Tim Bliss draws attention to Donald Hebb’s pivotal book The Organization of Behavior and the aphorism “Cells that fire together, wire together”. Graham Collingridge then introduces the notion of long-term potentiation (LTP) as the molecular basis of memory, and particularly the role played by NMDA receptors in learning and AMPA receptors in memory. Errors in the functioning of any of hundreds of proteins can have detrimental impact on memory. Under-activation of LTP can be a contributory factor to schizophrenia. Continue reading
Sprinter Tim Montgomery was the 100 metre world record holder, but was later caught using performance-enhancing drugs and was banned
Broadcaster: Al Jazeera
Review by Ella Yabsley
In this Al Jazeera Investigates documentary, former UK hurdler Liam Collins embarks on an undercover investigation seeking to expose ‘the dark side’ of professional sports; blood doping and the use of performance enhancing drugs (PEDs) by professional athletes. This 16-minute clip splices together key sections of the documentary (The full programme can be seen on YouTube as well as on Box of Broadcasts).
“I can take a guy with average genetics and I can make him a world champion. I can with drugs. Oh absolutely.”
The documentary stirred controversy, primarily for featuring accusations regarding several NFL footballers, notably Peyton Manning, who went on to steer his Denver Broncos team to success at Superbowl 50 before announcing his retirement. More importantly, the documentary highlights loopholes in the drug testing regimes of several popular sports. Athletes play a ‘cat and mouse game’ with the testing system; timely drug administration combined with an awareness of testing procedures results in athletes coming up negative in tests. Continue reading
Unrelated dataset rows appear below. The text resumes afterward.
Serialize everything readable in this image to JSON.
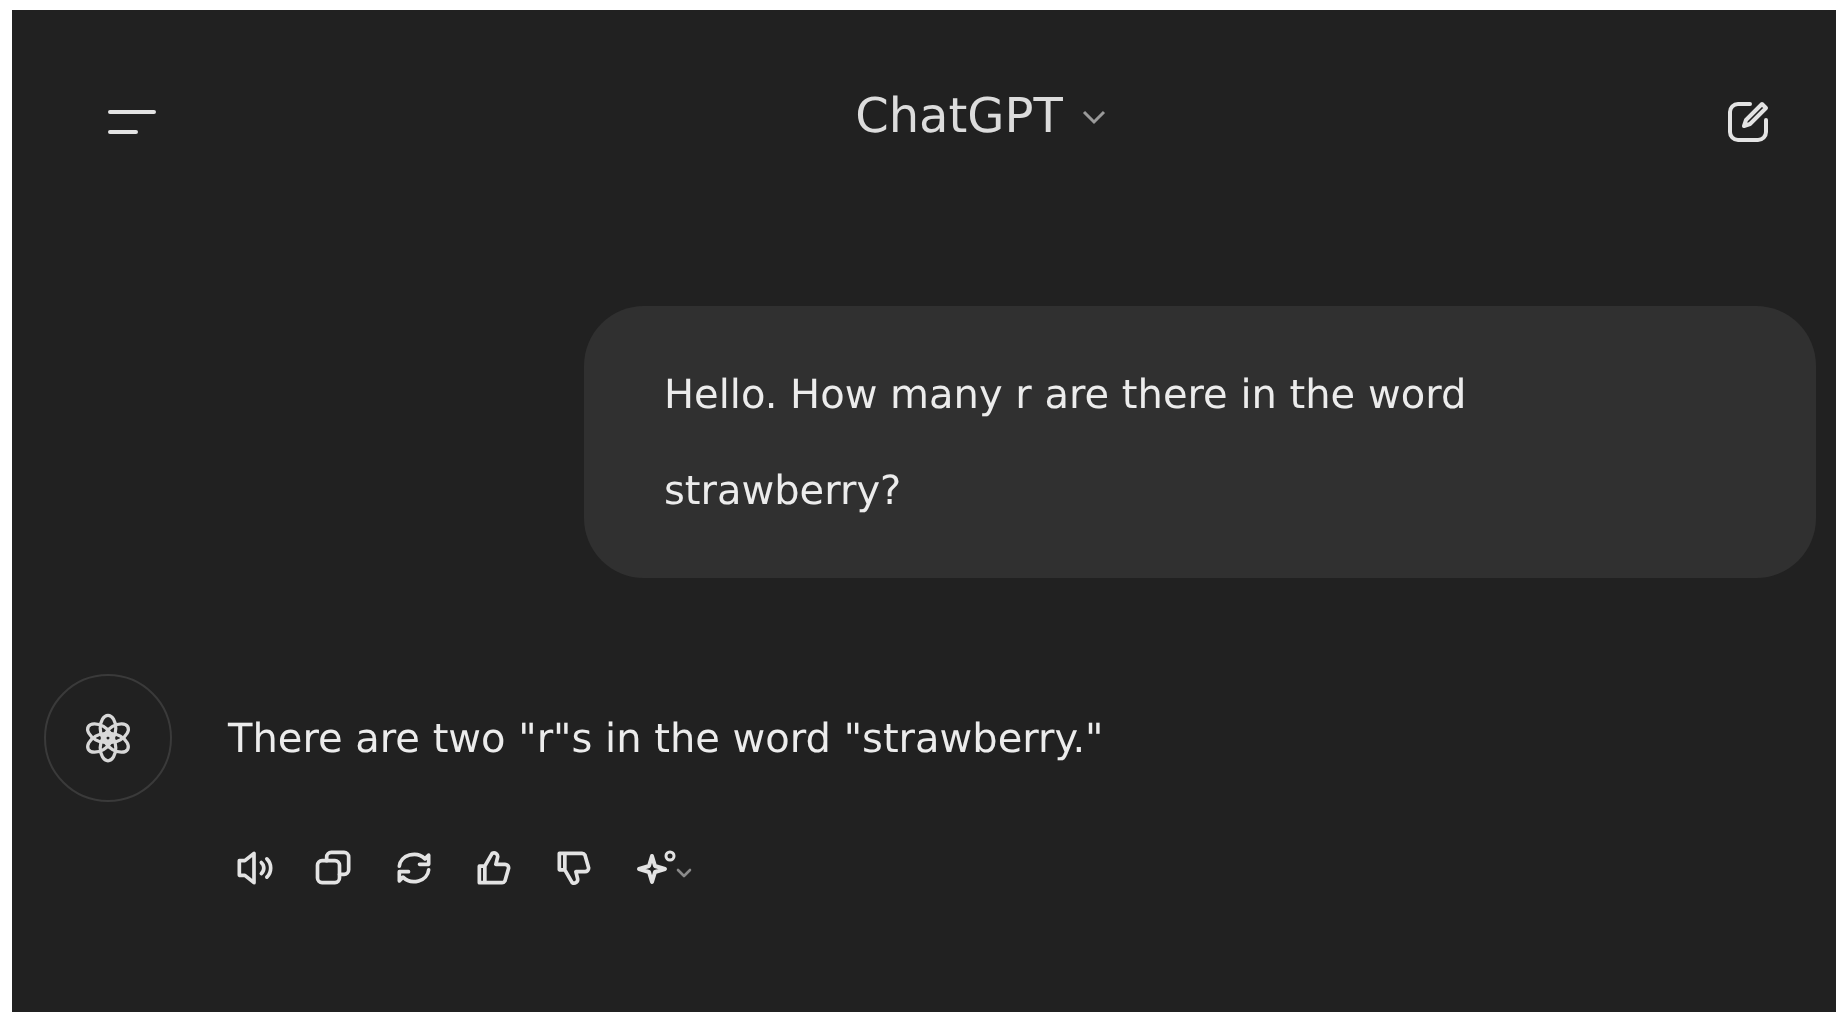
{
  "header": {
    "title": "ChatGPT"
  },
  "messages": [
    {
      "kind": "user",
      "text": "Hello. How many r are there in the word strawberry?"
    },
    {
      "kind": "assistant",
      "text": "There are two \"r\"s in the word \"strawberry.\""
    }
  ]
}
Increasing global population and food demands drive the discovery for new food sources and imminent dietary change
Broadcaster: BBC TWO
Review by Ella Yabsley
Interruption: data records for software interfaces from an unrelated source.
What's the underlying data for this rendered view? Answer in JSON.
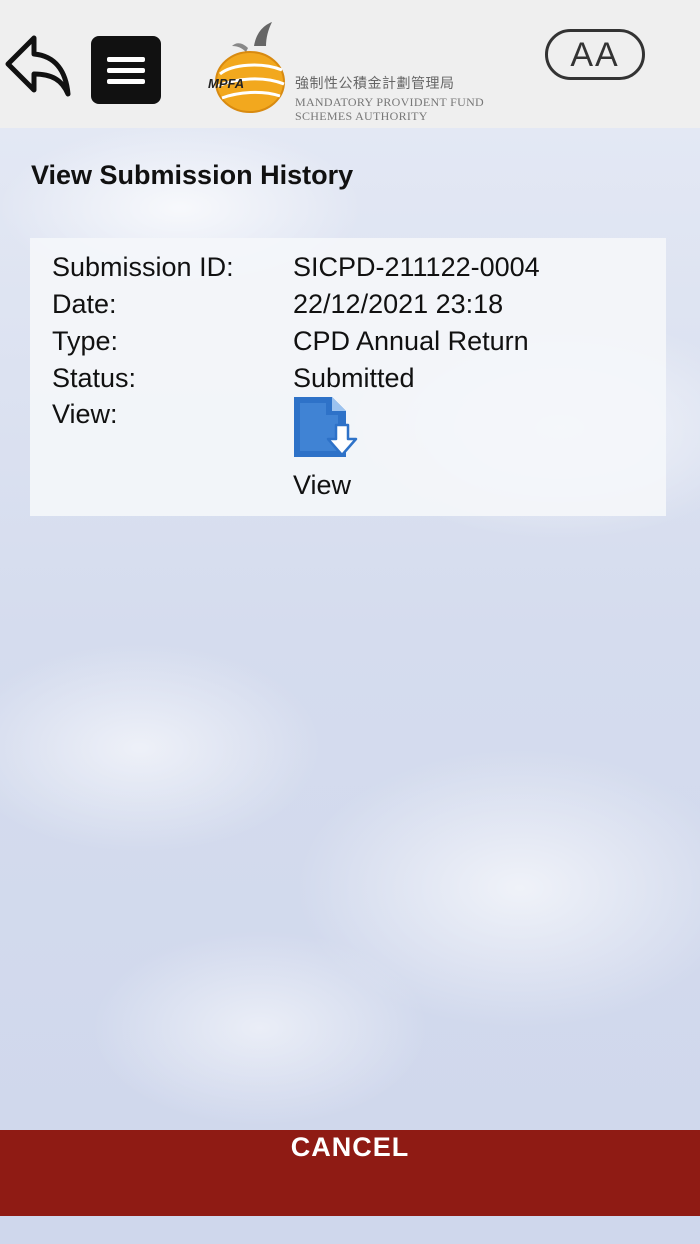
{
  "header": {
    "logo_cn": "強制性公積金計劃管理局",
    "logo_en_line1": "Mandatory Provident Fund",
    "logo_en_line2": "Schemes Authority",
    "logo_mark_text": "MPFA",
    "font_size_button": "AA"
  },
  "page": {
    "title": "View Submission History"
  },
  "submission": {
    "labels": {
      "id": "Submission ID:",
      "date": "Date:",
      "type": "Type:",
      "status": "Status:",
      "view": "View:"
    },
    "values": {
      "id": "SICPD-211122-0004",
      "date": "22/12/2021 23:18",
      "type": "CPD Annual Return",
      "status": "Submitted"
    },
    "view_link": "View"
  },
  "footer": {
    "cancel_label": "CANCEL"
  },
  "colors": {
    "cancel_bar": "#8f1b14",
    "logo_orange": "#f0a020",
    "doc_icon_blue": "#2e72c8"
  },
  "icons": {
    "back": "reply-arrow-icon",
    "menu": "hamburger-menu-icon",
    "view_document": "document-download-icon"
  }
}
This 4.5-minute clip from BBC Two’s Food & Drink could serve as a useful discussion-starter when considering the ethics of global meat consumption. The clip begins with the introduction of a new type of food source, cultured beef or in vitro meat (IVM). A team from Maastricht University (Holland) claim that IVM was produced for numerous reasons: IVM is more sustainable compared to traditional animal farming practices; it could solve the current (and future) food crisis; and it could also help to combat climate change. Regardless of your ethical standpoint, this clip highlights some of the ethical, economic and health-related tensions that the ‘Western World’ is facing with regards to animal agriculture. Continue reading
COPD is linked to smoking
Broadcaster: Sky News
Review by Ella Yabsley
The 2.5 minute clip from Sky News breakfast programme Sunrise is a good scene-setter, providing examples of how chronic obstructive pulmonary disease (COPD) affects the physical stamina of individuals. Broadcast at the end of December, it is timed to influence people considering giving up smoking as a new year’s resolution. The clip includes coverage of Olympic athlete Iwan Thomas climbing the stairs whilst wearing a restrictive mask that mimics the effects of COPD.
Each year, around 25,000 people in the UK die from COPD. COPD is an umbrella term for emphysema, chronic bronchitis and other chronic obstructive airways diseases that affect the respiratory system (principally, the lungs). The report highlights smoking as a major risk factor for COPD development; increases in smoking directly correlates with more severe COPD symptoms. In addition to 25,000 people per annum dying from COPD, it is estimated that a further 3 million people in the UK are living with the condition.
“To start with it’s often just a smoker’s cough with some phlegm at the back of the throat. People write it off and say “oh, that’s normal”; but it inexorably goes downhill so that they get so bad that they’re short of breath all the time” – Dame Sally Davies, Chief Medical Officer for England
For an up to date review on early COPD and risk factors please see this article published by The Lancet.